## Your goal:
Send back all of the data, word for word.

## Supplied data:
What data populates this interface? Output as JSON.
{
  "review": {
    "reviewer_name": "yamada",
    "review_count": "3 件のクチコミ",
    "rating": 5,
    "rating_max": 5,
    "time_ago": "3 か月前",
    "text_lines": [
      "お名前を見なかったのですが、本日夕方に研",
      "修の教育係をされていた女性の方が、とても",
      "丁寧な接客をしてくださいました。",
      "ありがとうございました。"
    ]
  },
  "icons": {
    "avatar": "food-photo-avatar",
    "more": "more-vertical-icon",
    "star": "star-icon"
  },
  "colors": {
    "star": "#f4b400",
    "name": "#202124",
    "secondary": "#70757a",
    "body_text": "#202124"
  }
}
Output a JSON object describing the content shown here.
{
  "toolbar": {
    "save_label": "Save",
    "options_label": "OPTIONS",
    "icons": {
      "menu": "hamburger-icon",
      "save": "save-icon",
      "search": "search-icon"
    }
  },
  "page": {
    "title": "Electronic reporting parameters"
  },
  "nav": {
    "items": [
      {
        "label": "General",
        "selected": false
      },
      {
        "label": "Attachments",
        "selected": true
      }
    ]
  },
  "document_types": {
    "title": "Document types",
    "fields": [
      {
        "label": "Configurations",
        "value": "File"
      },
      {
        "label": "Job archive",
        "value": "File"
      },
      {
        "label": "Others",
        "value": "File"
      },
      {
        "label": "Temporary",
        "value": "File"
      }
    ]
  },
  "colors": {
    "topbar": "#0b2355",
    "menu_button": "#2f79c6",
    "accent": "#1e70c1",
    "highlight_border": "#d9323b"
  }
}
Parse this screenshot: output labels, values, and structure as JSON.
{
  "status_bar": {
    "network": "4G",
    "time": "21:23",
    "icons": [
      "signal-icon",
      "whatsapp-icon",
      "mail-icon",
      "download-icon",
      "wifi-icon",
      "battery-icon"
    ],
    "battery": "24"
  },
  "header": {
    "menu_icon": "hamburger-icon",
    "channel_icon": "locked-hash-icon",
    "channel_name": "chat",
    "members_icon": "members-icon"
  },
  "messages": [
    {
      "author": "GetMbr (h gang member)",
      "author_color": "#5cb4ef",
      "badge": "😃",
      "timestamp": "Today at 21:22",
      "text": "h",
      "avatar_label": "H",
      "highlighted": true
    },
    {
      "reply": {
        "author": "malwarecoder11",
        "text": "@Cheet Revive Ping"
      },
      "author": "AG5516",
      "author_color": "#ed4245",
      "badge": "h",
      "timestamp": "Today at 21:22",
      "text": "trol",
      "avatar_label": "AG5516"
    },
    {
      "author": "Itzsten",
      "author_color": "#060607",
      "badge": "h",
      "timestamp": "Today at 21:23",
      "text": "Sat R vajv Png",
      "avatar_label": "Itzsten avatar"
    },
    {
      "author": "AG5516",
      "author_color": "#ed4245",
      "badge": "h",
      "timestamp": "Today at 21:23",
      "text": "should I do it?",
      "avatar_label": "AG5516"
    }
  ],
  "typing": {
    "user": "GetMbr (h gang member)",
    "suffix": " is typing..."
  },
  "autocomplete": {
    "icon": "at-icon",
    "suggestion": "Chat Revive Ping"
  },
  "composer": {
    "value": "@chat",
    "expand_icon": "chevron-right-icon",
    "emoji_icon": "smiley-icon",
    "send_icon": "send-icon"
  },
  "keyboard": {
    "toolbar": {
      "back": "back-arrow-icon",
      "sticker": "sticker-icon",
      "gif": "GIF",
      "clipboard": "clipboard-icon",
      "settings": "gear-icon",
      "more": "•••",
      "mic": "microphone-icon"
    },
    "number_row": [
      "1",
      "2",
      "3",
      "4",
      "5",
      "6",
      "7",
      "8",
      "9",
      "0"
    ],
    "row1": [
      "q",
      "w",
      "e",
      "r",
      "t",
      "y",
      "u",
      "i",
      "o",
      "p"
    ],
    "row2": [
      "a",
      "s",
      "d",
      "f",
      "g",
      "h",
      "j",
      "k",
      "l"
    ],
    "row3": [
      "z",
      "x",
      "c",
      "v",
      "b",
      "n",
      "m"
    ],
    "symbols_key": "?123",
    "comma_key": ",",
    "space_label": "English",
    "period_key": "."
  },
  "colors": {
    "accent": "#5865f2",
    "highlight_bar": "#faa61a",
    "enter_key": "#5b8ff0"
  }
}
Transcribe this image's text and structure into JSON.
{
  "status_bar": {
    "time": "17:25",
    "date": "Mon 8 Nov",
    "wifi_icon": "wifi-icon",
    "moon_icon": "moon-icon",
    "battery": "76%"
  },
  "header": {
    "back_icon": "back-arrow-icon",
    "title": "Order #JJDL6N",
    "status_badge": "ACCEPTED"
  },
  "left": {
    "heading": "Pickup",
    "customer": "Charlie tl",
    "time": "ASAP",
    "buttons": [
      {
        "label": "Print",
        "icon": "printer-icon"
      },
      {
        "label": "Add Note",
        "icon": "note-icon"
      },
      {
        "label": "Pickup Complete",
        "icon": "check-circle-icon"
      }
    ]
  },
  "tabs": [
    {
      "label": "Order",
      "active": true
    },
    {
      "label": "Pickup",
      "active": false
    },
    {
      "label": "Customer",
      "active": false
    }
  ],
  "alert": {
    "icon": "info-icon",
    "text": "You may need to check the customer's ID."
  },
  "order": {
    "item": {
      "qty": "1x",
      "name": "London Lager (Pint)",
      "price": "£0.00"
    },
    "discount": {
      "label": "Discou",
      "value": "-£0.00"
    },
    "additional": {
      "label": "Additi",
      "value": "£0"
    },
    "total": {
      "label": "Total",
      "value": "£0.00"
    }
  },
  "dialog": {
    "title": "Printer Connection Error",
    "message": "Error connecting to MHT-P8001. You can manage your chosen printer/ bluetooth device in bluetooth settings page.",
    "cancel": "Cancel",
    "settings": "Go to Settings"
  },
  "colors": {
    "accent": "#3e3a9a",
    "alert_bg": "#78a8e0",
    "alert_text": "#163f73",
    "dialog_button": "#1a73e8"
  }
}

## Written reply:
What data populates this interface? Output as JSON.
{
  "review": {
    "reviewer_name": "yamada",
    "review_count": "3 件のクチコミ",
    "rating": 5,
    "rating_max": 5,
    "time_ago": "3 か月前",
    "text_lines": [
      "お名前を見なかったのですが、本日夕方に研",
      "修の教育係をされていた女性の方が、とても",
      "丁寧な接客をしてくださいました。",
      "ありがとうございました。"
    ]
  },
  "icons": {
    "avatar": "food-photo-avatar",
    "more": "more-vertical-icon",
    "star": "star-icon"
  },
  "colors": {
    "star": "#f4b400",
    "name": "#202124",
    "secondary": "#70757a",
    "body_text": "#202124"
  }
}
Output a JSON object describing the content shown here.
{
  "toolbar": {
    "save_label": "Save",
    "options_label": "OPTIONS",
    "icons": {
      "menu": "hamburger-icon",
      "save": "save-icon",
      "search": "search-icon"
    }
  },
  "page": {
    "title": "Electronic reporting parameters"
  },
  "nav": {
    "items": [
      {
        "label": "General",
        "selected": false
      },
      {
        "label": "Attachments",
        "selected": true
      }
    ]
  },
  "document_types": {
    "title": "Document types",
    "fields": [
      {
        "label": "Configurations",
        "value": "File"
      },
      {
        "label": "Job archive",
        "value": "File"
      },
      {
        "label": "Others",
        "value": "File"
      },
      {
        "label": "Temporary",
        "value": "File"
      }
    ]
  },
  "colors": {
    "topbar": "#0b2355",
    "menu_button": "#2f79c6",
    "accent": "#1e70c1",
    "highlight_border": "#d9323b"
  }
}
Parse this screenshot: output labels, values, and structure as JSON.
{
  "status_bar": {
    "network": "4G",
    "time": "21:23",
    "icons": [
      "signal-icon",
      "whatsapp-icon",
      "mail-icon",
      "download-icon",
      "wifi-icon",
      "battery-icon"
    ],
    "battery": "24"
  },
  "header": {
    "menu_icon": "hamburger-icon",
    "channel_icon": "locked-hash-icon",
    "channel_name": "chat",
    "members_icon": "members-icon"
  },
  "messages": [
    {
      "author": "GetMbr (h gang member)",
      "author_color": "#5cb4ef",
      "badge": "😃",
      "timestamp": "Today at 21:22",
      "text": "h",
      "avatar_label": "H",
      "highlighted": true
    },
    {
      "reply": {
        "author": "malwarecoder11",
        "text": "@Cheet Revive Ping"
      },
      "author": "AG5516",
      "author_color": "#ed4245",
      "badge": "h",
      "timestamp": "Today at 21:22",
      "text": "trol",
      "avatar_label": "AG5516"
    },
    {
      "author": "Itzsten",
      "author_color": "#060607",
      "badge": "h",
      "timestamp": "Today at 21:23",
      "text": "Sat R vajv Png",
      "avatar_label": "Itzsten avatar"
    },
    {
      "author": "AG5516",
      "author_color": "#ed4245",
      "badge": "h",
      "timestamp": "Today at 21:23",
      "text": "should I do it?",
      "avatar_label": "AG5516"
    }
  ],
  "typing": {
    "user": "GetMbr (h gang member)",
    "suffix": " is typing..."
  },
  "autocomplete": {
    "icon": "at-icon",
    "suggestion": "Chat Revive Ping"
  },
  "composer": {
    "value": "@chat",
    "expand_icon": "chevron-right-icon",
    "emoji_icon": "smiley-icon",
    "send_icon": "send-icon"
  },
  "keyboard": {
    "toolbar": {
      "back": "back-arrow-icon",
      "sticker": "sticker-icon",
      "gif": "GIF",
      "clipboard": "clipboard-icon",
      "settings": "gear-icon",
      "more": "•••",
      "mic": "microphone-icon"
    },
    "number_row": [
      "1",
      "2",
      "3",
      "4",
      "5",
      "6",
      "7",
      "8",
      "9",
      "0"
    ],
    "row1": [
      "q",
      "w",
      "e",
      "r",
      "t",
      "y",
      "u",
      "i",
      "o",
      "p"
    ],
    "row2": [
      "a",
      "s",
      "d",
      "f",
      "g",
      "h",
      "j",
      "k",
      "l"
    ],
    "row3": [
      "z",
      "x",
      "c",
      "v",
      "b",
      "n",
      "m"
    ],
    "symbols_key": "?123",
    "comma_key": ",",
    "space_label": "English",
    "period_key": "."
  },
  "colors": {
    "accent": "#5865f2",
    "highlight_bar": "#faa61a",
    "enter_key": "#5b8ff0"
  }
}
Transcribe this image's text and structure into JSON.
{
  "status_bar": {
    "time": "17:25",
    "date": "Mon 8 Nov",
    "wifi_icon": "wifi-icon",
    "moon_icon": "moon-icon",
    "battery": "76%"
  },
  "header": {
    "back_icon": "back-arrow-icon",
    "title": "Order #JJDL6N",
    "status_badge": "ACCEPTED"
  },
  "left": {
    "heading": "Pickup",
    "customer": "Charlie tl",
    "time": "ASAP",
    "buttons": [
      {
        "label": "Print",
        "icon": "printer-icon"
      },
      {
        "label": "Add Note",
        "icon": "note-icon"
      },
      {
        "label": "Pickup Complete",
        "icon": "check-circle-icon"
      }
    ]
  },
  "tabs": [
    {
      "label": "Order",
      "active": true
    },
    {
      "label": "Pickup",
      "active": false
    },
    {
      "label": "Customer",
      "active": false
    }
  ],
  "alert": {
    "icon": "info-icon",
    "text": "You may need to check the customer's ID."
  },
  "order": {
    "item": {
      "qty": "1x",
      "name": "London Lager (Pint)",
      "price": "£0.00"
    },
    "discount": {
      "label": "Discou",
      "value": "-£0.00"
    },
    "additional": {
      "label": "Additi",
      "value": "£0"
    },
    "total": {
      "label": "Total",
      "value": "£0.00"
    }
  },
  "dialog": {
    "title": "Printer Connection Error",
    "message": "Error connecting to MHT-P8001. You can manage your chosen printer/ bluetooth device in bluetooth settings page.",
    "cancel": "Cancel",
    "settings": "Go to Settings"
  },
  "colors": {
    "accent": "#3e3a9a",
    "alert_bg": "#78a8e0",
    "alert_text": "#163f73",
    "dialog_button": "#1a73e8"
  }
}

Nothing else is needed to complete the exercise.